In a post on National Review Online's Bench Memos blog, Carrie Severino critiques two recent studies by the Center for American Progress (CAP) on the increasing power of conservative and big business interests over the processes by which state court judges are selected and hold office. But her "fact-checking" effort misleads on important points.
Severino makes two significant arguments against the studies, which have been discussed by a New York Times editorial and a post on the New Yorker website by Jeffrey Toobin. She states that both CAP studies, "The Conservative Takeover of State Judiciaries" and "Big Business Taking over State Supreme Courts," greatly exaggerate the number of states in which judges are elected. And she claims that the "Conservative Takeover" study states that conservatives in numerous states have sought to give their governor the power to replace judges "at will." In each case, her argument depends on a strained and deceptive reading of the points being addressed.
Severino's claim that the studies exaggerate the number of states that "elect" their high court judges hinges on excluding the common practice of retention elections, in which judges who have reached the bench by appointment or other means periodically come before the voters in referenda on whether they should be retained in office. The studies include both states that employ retention elections and those that initially select judges through elections in their count, while Severino only counts the significantly lower number of states that use elections for initial selection. Indeed, she cites as evidence for her claim an American Judicature Society factsheet on "initial selection."
Apart from the obvious point that an election is an election, it is not reasonable to argue that retention elections are not a means of "electing" judges. Just as much as initial selection elections fill vacancies on a court, retention elections shape state courts. In recent years retention elections in states including Iowa and Florida have become high-profile, high-dollar contests over who will serve on the state's highest court. For example, The Palm Beach Post reported:
An organization with tea party flavoring is targeting [Florida Supreme Court] Justices Fred Lewis, Barbara Pariente and Peggy Quince, the high court's last appointees of late Democratic Gov. Lawton Chiles, although Quince was named jointly with former Gov. Jeb Bush.
Opponents say the justices represent a left-leaning bloc that has turned Florida's court into one of the nation's most activist judiciaries. But the justices are defending themselves, raising an unprecedented level of campaign cash for what could prove to be Florida's first hard-hitting Supreme Court campaign.
It's part of a rising trend nationally that two years ago was marked by three Iowa justices being thrown off the bench by voters following a ruling that allowed same-sex marriage in the state.
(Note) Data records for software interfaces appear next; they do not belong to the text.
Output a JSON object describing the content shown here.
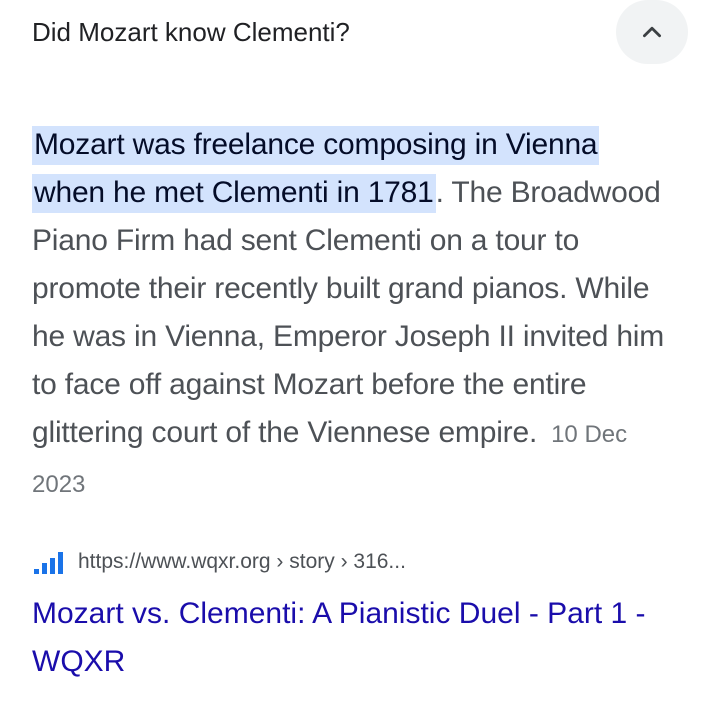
{
  "question": {
    "text": "Did Mozart know Clementi?",
    "toggle_icon": "chevron-up-icon"
  },
  "answer": {
    "highlight_line1": "Mozart was freelance composing in Vienna",
    "highlight_line2": "when he met Clementi in 1781",
    "body": ". The Broadwood Piano Firm had sent Clementi on a tour to promote their recently built grand pianos. While he was in Vienna, Emperor Joseph II invited him to face off against Mozart before the entire glittering court of the Viennese empire.",
    "date": "10 Dec 2023"
  },
  "source": {
    "icon": "wqxr-bars-icon",
    "url": "https://www.wqxr.org › story › 316...",
    "title": "Mozart vs. Clementi: A Pianistic Duel - Part 1 - WQXR"
  },
  "colors": {
    "highlight": "#d3e3fd",
    "link": "#1a0dab",
    "icon_blue": "#1a73e8"
  }
}
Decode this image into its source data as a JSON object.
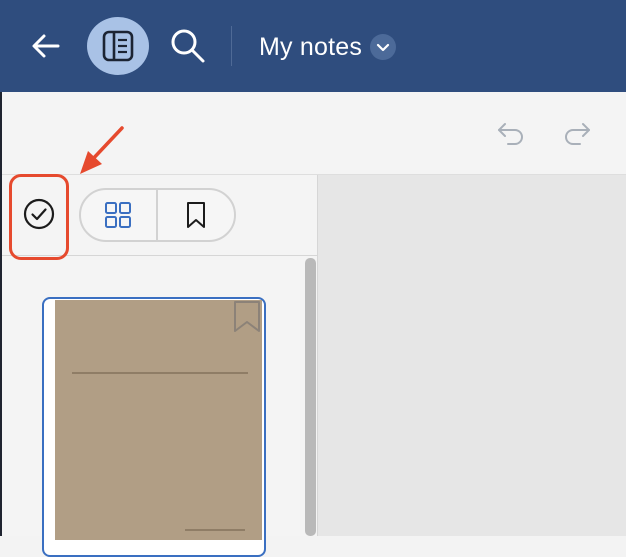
{
  "header": {
    "title": "My notes",
    "background": "#2f4d7e",
    "icons": {
      "back": "back-arrow-icon",
      "panel": "sidebar-panel-icon",
      "search": "search-icon",
      "dropdown": "chevron-down-icon"
    }
  },
  "toolbar": {
    "icons": {
      "undo": "undo-icon",
      "redo": "redo-icon"
    }
  },
  "sidebar": {
    "select_icon": "check-circle-icon",
    "view_toggle": {
      "grid_icon": "grid-icon",
      "bookmark_icon": "bookmark-icon"
    },
    "thumbnail": {
      "page_color": "#b19e85",
      "bookmark_icon": "bookmark-outline-icon"
    }
  },
  "annotation": {
    "highlight_color": "#e64a2e"
  }
}
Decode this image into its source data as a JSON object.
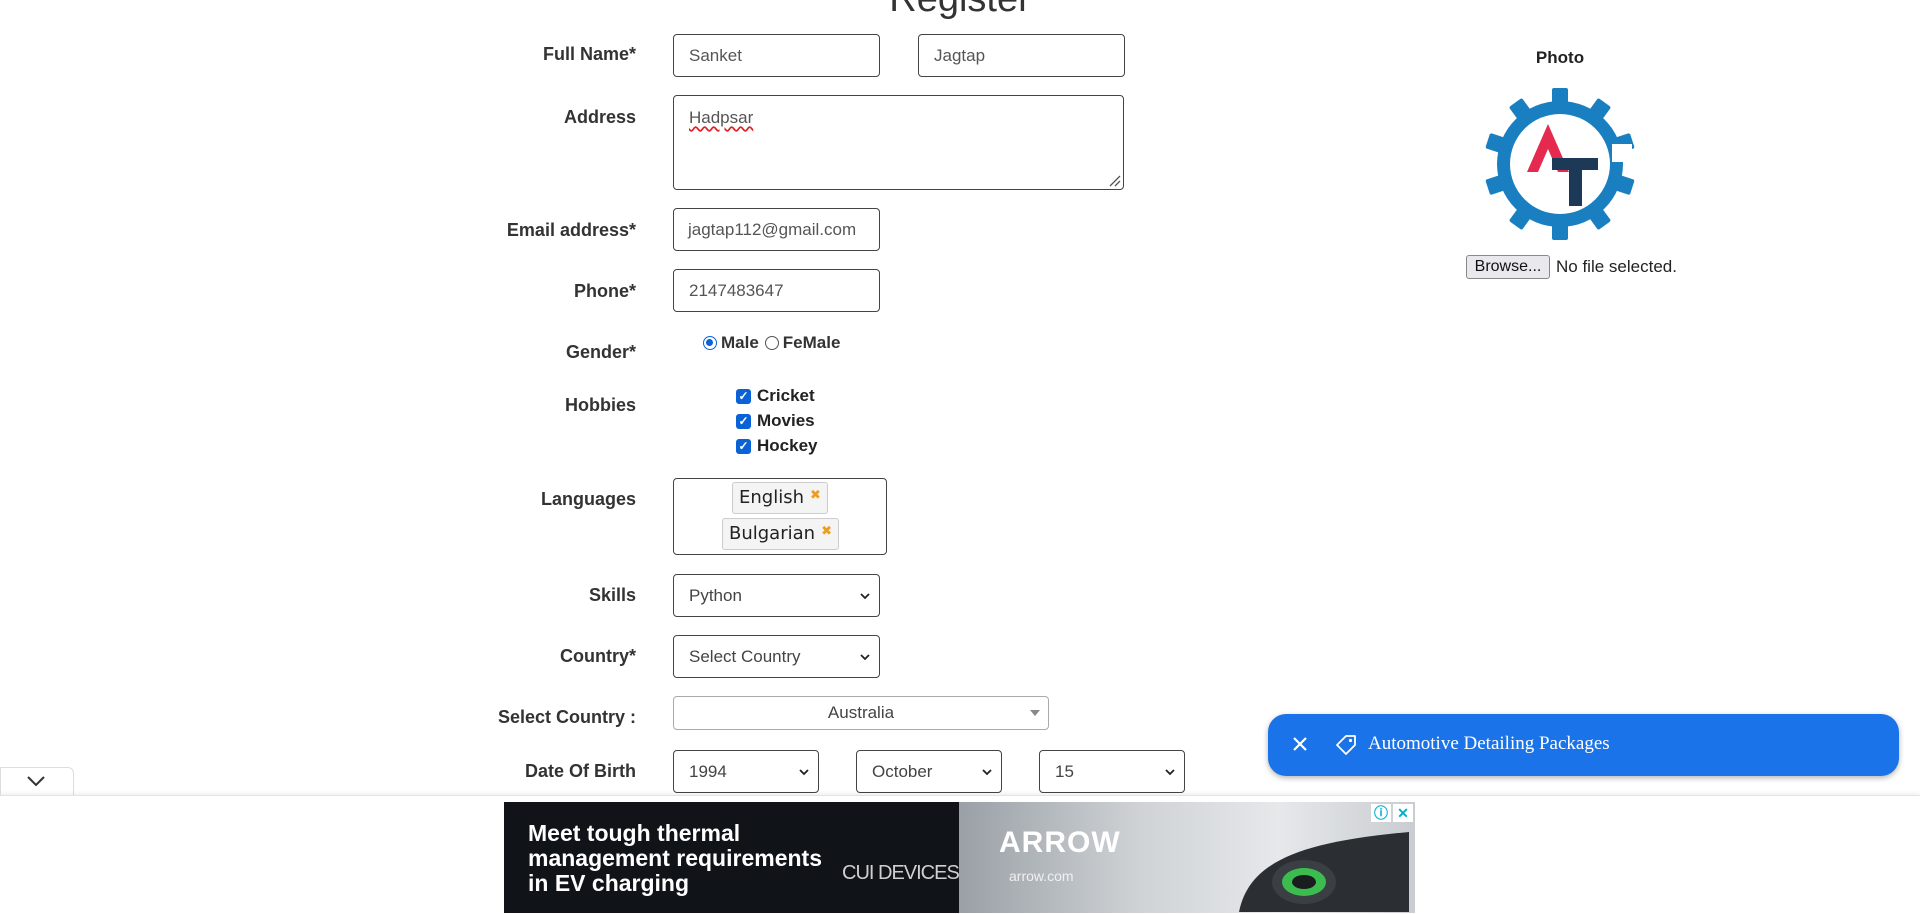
{
  "page": {
    "title": "Register"
  },
  "form": {
    "full_name": {
      "label": "Full Name*",
      "first": "Sanket",
      "last": "Jagtap"
    },
    "address": {
      "label": "Address",
      "value": "Hadpsar"
    },
    "email": {
      "label": "Email address*",
      "value": "jagtap112@gmail.com"
    },
    "phone": {
      "label": "Phone*",
      "value": "2147483647"
    },
    "gender": {
      "label": "Gender*",
      "options": [
        "Male",
        "FeMale"
      ],
      "selected": "Male"
    },
    "hobbies": {
      "label": "Hobbies",
      "items": [
        "Cricket",
        "Movies",
        "Hockey"
      ],
      "checked": [
        true,
        true,
        true
      ]
    },
    "languages": {
      "label": "Languages",
      "chips": [
        "English",
        "Bulgarian"
      ],
      "remove_glyph": "✖"
    },
    "skills": {
      "label": "Skills",
      "value": "Python"
    },
    "country": {
      "label": "Country*",
      "value": "Select Country"
    },
    "select_country": {
      "label": "Select Country :",
      "value": "Australia"
    },
    "dob": {
      "label": "Date Of Birth",
      "year": "1994",
      "month": "October",
      "day": "15"
    }
  },
  "photo": {
    "label": "Photo",
    "browse": "Browse...",
    "status": "No file selected.",
    "logo_icon": "gear-logo-icon",
    "logo_letters": "AT"
  },
  "popup": {
    "text": "Automotive Detailing Packages",
    "close_icon": "close-icon",
    "tag_icon": "tag-icon"
  },
  "ad": {
    "headline": "Meet tough thermal management requirements in EV charging",
    "brand_left": "CUI DEVICES",
    "brand_right": "ARROW",
    "url": "arrow.com",
    "info_glyph": "ⓘ",
    "close_glyph": "✕"
  },
  "colors": {
    "accent": "#0a63d6",
    "popup": "#1a73e8",
    "logo_blue": "#1a7fc1",
    "logo_red": "#e5294f",
    "logo_navy": "#1c3a57"
  }
}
If she wants to argue that states that hold retention elections do not "elect" their judges, Severino should do so overtly, although that would likely seem puzzling to voters in those 16 states, who regularly encounter judicial elections on their ballots, and, increasingly, anti-retention attack ads on their televisions.
She also takes issue with the statement in "The Conservative Takeover of State Judiciaries" that "[l]egislators in 24 states proposed legislation during the past legislative session (2011-2012) that would enable governors to replace competent state judges, a power that would, in practice, result in more conservative replacements in states across the country." Severino states that "it is blatantly erroneous to assert that twenty-four states considered proposals that would have allowed governors to simply replace judges at will."
Having read "retention elections" out of the word "elections," Severino here reads "at will" into the word "replace." The study says nothing about "governors ... simply replac[ing] judges at will." Each state has procedures establishing how people become -- and cease to be - judges. In any discussion of state judicial selection, the processes by which some judges "replace" others, takes place against that backdrop. A state may change its process to give its governor more or less power, but no state permits judges on its highest court to be replaced by the governor "at will." Such a system of gubernatorial despotism over the judiciary would be absurd, and to argue, as Severino does, that the study asserts that 24 states have proposed such a system, is equally absurd.